**Collected data**:
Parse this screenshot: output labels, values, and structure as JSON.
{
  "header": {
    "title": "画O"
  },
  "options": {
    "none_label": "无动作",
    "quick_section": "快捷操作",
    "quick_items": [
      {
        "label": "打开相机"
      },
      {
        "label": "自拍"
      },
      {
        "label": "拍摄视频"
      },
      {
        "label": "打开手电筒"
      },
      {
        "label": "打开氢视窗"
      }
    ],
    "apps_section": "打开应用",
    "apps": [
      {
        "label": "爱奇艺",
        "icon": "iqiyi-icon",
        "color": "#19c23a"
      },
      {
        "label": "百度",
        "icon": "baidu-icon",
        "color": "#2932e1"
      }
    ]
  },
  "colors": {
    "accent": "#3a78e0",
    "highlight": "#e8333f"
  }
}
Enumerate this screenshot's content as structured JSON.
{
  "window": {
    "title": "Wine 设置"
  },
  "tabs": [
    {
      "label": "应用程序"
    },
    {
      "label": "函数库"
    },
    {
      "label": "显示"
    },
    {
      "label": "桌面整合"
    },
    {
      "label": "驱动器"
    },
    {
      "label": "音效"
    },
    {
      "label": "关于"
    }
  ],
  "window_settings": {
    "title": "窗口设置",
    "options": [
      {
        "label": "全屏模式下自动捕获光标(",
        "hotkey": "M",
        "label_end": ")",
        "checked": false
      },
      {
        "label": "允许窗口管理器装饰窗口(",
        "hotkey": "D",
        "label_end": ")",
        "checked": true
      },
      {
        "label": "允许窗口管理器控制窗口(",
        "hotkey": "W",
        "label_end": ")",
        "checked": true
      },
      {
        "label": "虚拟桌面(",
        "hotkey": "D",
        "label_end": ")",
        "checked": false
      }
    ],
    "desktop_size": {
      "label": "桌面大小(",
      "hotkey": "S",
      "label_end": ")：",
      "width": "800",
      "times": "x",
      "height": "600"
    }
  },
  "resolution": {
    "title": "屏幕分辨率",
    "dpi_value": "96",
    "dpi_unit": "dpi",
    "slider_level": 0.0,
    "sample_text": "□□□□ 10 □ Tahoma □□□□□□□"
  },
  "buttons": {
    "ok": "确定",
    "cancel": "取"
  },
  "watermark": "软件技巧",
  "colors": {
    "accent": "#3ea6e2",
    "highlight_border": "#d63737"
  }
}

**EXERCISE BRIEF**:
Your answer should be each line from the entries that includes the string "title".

**SOLUTION FOR THIS PROBLEM**:
    "title": "画O"
    "title": "Wine 设置"
    "title": "窗口设置",
    "title": "屏幕分辨率",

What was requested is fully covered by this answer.